In the second reading from Luke (Luke 21:34-36), Jesus tells his disciples how to prepare to face God after our life here on earth. “Be vigilant at all times and pray that you have the strength to escape the tribulations that are imminent and to stand before the Son of Man.”
When we reflect upon the concept of time, we view it in perspective, such as the past (what has happened), the present (what is happening), and the future (what will happen). Our past is riddled with happy and sad moments, the present becomes the past before we know it, and the future can be anything from something hopeful to something dreadful.
As a scientist, Albert Einstein viewed space and time as related properties in nature.
But God doesn’t view time as we do. He is omnipotent, all-knowing, all-loving, the Creator of all things, the Ultimate Judge and the Almighty, He sees time past, present, and future as now.
That view is one that we will never completely grasp. That’s because God’s view is always NOW, His advice comes from a perfect perspective.
Jesus explains it to us. “Be vigilant at all times.” In effect, he is telling us to stay focused on God’s two greatest commandments—love Him and love your neighbors. Act the way that He would want you to act.
This is a difficult challenge for us because every day we are faced with “tribulations that are imminent” that are part of “the anxieties of daily life.” That’s why daily prayer, or just a moment each day to reflect on your relationship with God, is a very helpful habit.

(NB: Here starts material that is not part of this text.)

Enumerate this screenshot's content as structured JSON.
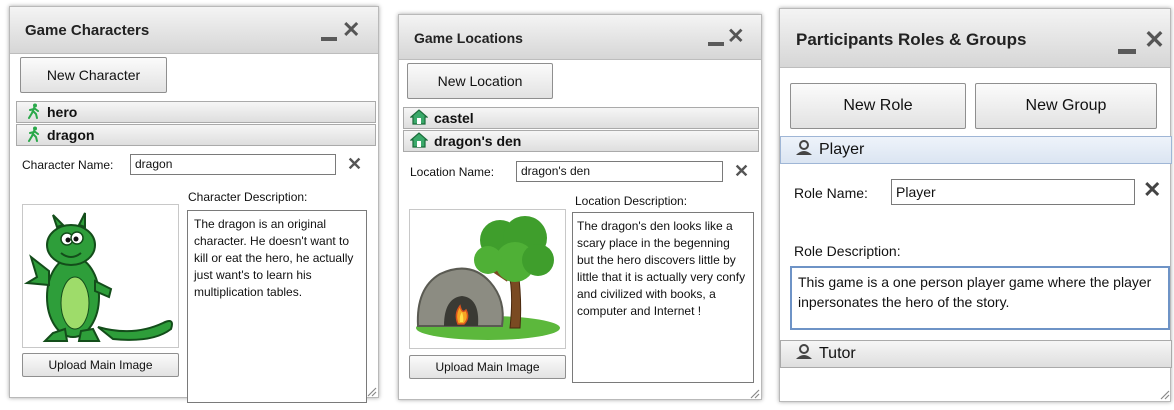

God knows how weak we humans can be. That’s why He continually prods us to be good.
By doing what He wishes, we do what’s best for ourselves.